Now this might look overwhelming to you but with little information, you can also create an event goal. You can check out this guide to get the complete details on event tracking.
Each event goal consists of four parts:
- Category: This field is a required one. Here you will need to mention the object with which user is interacting. It can be a pdf, video, etc. This label is likely to be used multiple times.
- Action: Here you have to mention the interaction type like download, share or play. It is also the required one.
- Label: This one is helpful in categorizing and organizing multiple events. This can be like Product X launch or Summer Campaign. Though this one is an optional field.
- Value: If you want to assign a numerical value to an event, you need to use this.
Even though only first two fields are mandatory, one should fill all of them to get the more accurate reports.
But again, if setting up event goals in Google analytics seems too complicated, you can always hire a developer. But whichever way you do it, it will definitely provide you awesome information.
All of your goals can be seen under Admin>Goals. You will also find the option of “Recording”. Use this to play or pause a goal. If a goal is no longer worthy, you can put it off.
Additionally, don’t forget to update your goals on regular intervals. Once you start receiving data, you can analyze it under Reporting>Conversions>Goals. Make changes to improve these stats and simultaneously update your goals too.
What is goal value?
In each of the goals you created above, you were asked to provide a value. This is an important step that helps in comparing conversions and measuring website improvements. When you are setting up an event goal or any goal that involves eCommerce site, here are some pointers to keep in mind.
Goal Value for events:
- If you want to use the event value as goal value, it will be the one defined in your event tracking code. If no event value is assigned, it will be empty.
- If you want to use a goal value, you need to set the goal value option as NO in the setup and you can set the value manually after that.
Goal Value for Ecommerce:
If you are using Ecommerce Tracking Code for transaction or purchase tracking, you need to set the goal value as blank.
Google Analytics Goals Use-Cases:

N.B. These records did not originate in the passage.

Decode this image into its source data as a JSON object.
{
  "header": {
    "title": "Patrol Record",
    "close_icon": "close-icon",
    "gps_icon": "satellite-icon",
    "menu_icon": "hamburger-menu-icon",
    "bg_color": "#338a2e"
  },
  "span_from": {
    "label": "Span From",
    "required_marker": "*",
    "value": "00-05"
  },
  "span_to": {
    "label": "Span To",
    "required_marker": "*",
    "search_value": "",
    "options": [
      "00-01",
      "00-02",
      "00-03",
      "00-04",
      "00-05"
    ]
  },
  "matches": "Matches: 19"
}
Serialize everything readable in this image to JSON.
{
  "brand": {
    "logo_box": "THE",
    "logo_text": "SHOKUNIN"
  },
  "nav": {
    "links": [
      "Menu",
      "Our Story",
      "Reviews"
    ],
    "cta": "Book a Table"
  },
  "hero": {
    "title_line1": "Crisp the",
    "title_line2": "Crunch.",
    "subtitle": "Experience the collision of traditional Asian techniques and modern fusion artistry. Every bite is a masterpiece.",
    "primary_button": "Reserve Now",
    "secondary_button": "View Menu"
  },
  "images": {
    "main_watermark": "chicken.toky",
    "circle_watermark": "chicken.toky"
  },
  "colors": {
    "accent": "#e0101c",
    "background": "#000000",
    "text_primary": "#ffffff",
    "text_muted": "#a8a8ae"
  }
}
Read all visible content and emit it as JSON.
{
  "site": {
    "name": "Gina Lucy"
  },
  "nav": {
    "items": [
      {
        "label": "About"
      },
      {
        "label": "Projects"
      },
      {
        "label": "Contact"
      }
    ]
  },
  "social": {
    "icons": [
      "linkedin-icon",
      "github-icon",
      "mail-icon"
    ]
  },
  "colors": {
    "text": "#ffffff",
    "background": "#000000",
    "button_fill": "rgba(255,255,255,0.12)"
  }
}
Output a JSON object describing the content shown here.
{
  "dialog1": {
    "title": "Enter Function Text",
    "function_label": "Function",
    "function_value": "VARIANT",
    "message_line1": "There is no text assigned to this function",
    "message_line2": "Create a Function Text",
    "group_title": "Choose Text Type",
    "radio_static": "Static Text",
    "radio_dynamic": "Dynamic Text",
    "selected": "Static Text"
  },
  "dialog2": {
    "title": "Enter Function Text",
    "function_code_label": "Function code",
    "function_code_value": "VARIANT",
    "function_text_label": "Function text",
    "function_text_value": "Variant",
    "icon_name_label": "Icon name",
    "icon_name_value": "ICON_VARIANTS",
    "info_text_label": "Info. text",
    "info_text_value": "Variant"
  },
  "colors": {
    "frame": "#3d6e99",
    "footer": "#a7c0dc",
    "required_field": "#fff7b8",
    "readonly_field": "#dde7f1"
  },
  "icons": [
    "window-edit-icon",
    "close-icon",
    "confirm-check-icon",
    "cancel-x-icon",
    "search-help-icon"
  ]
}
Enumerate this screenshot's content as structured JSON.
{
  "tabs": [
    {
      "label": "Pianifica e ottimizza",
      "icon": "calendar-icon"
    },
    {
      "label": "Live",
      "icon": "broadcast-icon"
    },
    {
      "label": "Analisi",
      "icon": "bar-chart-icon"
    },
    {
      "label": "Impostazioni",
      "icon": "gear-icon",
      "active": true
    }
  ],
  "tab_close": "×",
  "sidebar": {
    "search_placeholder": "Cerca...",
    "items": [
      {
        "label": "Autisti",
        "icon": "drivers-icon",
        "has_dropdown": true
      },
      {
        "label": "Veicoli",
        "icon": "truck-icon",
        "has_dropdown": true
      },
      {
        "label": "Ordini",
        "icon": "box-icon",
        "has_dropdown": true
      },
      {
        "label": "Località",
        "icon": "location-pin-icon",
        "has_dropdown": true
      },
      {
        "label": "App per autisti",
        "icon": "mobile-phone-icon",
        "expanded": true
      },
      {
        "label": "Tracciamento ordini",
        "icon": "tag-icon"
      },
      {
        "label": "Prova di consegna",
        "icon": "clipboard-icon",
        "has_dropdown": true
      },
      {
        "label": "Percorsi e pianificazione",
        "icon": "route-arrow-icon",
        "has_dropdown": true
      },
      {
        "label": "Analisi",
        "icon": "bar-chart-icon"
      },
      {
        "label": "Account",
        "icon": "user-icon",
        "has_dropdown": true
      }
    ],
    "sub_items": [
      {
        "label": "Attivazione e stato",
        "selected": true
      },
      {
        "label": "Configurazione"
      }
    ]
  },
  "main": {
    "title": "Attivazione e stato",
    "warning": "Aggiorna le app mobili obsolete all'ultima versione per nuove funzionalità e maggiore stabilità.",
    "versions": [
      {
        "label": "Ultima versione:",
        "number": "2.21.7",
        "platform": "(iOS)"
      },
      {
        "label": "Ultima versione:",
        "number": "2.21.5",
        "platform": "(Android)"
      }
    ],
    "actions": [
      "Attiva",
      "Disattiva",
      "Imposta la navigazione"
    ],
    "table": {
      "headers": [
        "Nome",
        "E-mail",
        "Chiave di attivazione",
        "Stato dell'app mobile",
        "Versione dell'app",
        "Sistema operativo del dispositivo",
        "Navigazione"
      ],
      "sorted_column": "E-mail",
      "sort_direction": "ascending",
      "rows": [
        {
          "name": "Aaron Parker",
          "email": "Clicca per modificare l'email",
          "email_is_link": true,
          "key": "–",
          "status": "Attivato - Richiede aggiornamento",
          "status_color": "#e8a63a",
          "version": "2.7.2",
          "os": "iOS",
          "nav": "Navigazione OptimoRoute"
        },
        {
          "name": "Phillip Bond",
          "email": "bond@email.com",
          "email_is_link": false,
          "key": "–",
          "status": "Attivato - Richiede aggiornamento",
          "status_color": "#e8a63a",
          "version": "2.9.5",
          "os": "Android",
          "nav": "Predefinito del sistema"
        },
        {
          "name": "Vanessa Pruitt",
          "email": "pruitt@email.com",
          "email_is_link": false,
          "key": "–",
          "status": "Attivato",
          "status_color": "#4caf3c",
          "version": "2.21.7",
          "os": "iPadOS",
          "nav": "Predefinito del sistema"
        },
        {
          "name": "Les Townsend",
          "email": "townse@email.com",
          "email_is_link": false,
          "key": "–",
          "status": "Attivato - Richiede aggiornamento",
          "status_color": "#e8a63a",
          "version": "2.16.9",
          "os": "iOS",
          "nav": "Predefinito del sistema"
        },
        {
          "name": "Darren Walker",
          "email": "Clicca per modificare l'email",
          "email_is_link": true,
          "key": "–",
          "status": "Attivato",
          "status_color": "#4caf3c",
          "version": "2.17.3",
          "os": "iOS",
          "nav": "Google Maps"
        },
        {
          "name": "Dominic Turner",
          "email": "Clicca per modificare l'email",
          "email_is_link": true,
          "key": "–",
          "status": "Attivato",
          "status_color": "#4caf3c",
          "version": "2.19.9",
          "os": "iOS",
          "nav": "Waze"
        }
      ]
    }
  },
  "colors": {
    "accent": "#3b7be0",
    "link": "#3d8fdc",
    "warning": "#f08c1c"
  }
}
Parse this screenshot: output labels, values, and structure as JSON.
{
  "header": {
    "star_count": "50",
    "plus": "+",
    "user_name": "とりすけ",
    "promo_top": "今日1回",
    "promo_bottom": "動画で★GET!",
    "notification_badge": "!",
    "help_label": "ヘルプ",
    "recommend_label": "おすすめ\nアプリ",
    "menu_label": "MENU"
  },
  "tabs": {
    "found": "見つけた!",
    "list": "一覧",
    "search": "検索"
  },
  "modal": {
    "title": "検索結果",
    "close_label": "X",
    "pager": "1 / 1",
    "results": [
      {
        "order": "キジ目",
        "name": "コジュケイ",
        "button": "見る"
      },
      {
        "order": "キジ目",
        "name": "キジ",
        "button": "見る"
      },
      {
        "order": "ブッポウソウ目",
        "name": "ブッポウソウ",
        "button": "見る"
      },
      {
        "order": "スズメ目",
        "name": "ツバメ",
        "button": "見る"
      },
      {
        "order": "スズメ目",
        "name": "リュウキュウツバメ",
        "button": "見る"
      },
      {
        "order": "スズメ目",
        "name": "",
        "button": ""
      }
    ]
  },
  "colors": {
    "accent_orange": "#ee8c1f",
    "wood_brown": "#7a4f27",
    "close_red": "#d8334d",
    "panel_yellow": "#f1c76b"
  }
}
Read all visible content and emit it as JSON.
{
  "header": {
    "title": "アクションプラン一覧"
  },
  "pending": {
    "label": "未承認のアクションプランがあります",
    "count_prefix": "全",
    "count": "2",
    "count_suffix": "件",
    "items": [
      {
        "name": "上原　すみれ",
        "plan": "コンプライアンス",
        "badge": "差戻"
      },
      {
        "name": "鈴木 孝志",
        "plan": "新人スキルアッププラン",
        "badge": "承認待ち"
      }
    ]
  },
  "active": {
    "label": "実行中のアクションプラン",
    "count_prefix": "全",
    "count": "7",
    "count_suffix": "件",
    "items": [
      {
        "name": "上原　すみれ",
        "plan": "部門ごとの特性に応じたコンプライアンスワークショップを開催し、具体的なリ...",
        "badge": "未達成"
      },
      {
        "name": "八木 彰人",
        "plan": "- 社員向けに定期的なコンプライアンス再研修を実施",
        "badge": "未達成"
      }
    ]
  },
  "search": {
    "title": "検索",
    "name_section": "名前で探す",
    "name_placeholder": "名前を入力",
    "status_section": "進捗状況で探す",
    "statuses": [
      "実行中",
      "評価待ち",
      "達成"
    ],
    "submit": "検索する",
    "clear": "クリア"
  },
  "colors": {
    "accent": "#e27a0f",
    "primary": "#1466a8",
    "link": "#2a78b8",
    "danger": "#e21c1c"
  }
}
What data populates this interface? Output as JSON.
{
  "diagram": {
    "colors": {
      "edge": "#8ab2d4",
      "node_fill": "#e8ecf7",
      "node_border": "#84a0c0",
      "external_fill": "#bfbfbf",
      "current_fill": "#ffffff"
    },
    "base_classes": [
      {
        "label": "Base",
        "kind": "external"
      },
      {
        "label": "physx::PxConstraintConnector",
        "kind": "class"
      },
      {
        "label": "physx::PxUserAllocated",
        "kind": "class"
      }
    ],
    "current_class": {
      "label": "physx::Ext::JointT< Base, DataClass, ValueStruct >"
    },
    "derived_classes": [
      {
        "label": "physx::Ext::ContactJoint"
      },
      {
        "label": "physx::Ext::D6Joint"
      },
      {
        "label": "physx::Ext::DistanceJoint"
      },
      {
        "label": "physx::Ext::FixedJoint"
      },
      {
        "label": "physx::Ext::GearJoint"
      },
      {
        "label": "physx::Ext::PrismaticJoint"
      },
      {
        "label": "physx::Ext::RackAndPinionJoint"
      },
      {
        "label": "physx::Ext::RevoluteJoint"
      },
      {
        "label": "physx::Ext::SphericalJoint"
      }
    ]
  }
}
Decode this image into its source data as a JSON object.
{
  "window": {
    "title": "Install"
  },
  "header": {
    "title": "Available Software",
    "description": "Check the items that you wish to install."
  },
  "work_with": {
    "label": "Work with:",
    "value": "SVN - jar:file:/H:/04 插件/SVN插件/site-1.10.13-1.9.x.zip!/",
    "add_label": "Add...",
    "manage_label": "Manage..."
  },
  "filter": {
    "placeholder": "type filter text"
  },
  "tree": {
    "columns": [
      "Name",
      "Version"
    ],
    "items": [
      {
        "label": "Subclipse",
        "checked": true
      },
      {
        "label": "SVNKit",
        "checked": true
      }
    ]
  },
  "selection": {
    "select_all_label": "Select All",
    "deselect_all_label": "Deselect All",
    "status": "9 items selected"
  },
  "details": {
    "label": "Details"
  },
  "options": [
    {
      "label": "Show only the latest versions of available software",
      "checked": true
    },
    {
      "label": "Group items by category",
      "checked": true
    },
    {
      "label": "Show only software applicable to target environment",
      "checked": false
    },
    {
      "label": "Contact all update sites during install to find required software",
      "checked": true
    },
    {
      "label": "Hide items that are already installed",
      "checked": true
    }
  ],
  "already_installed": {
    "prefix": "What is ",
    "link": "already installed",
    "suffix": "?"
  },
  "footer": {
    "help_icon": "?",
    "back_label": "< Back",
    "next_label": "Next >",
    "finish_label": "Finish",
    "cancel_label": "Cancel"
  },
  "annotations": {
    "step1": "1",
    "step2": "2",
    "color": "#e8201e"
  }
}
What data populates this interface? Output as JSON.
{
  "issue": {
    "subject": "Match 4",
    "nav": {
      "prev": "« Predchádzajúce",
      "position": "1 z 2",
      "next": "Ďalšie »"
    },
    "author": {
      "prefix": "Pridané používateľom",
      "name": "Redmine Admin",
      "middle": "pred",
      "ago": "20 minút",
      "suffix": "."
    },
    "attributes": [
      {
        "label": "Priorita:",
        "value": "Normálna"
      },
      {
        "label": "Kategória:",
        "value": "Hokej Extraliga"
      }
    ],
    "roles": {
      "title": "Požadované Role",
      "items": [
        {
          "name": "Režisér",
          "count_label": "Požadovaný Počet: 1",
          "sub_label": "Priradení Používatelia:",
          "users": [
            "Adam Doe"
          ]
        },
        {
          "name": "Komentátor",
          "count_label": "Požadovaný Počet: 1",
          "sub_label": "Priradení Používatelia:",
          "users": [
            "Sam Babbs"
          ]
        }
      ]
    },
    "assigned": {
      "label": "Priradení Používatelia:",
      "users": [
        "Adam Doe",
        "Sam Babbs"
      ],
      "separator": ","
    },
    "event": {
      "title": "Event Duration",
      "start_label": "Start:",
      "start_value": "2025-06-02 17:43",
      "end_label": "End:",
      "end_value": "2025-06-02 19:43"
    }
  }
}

- Steve has recently made some design changes on the homepage of his website and wants to know how engaging it is. He can do that by creating a “Duration” goal. Assigning time more than the average sessions duration will help him identify if the engagement is improved.
- Rachel added a Testimonial video on her website “Customers” page but wants to know is anybody watching it? Adding event goal will help her out to find out how many times her video is being watched.
- Being an Ecommerce website owner, Mike wants to analyze its ROI and therefore conversions. He has created destination goal and now whenever someone makes a purchase, he can count the conversions.
Analyzing traffic is good, but measuring conversions is even better.
Initially, all of these may look overwhelming but once you create the goals, you will get the precious information. So what are you waiting for? Login to your Google Analytics dashboard, create goals and start getting data that can change your business.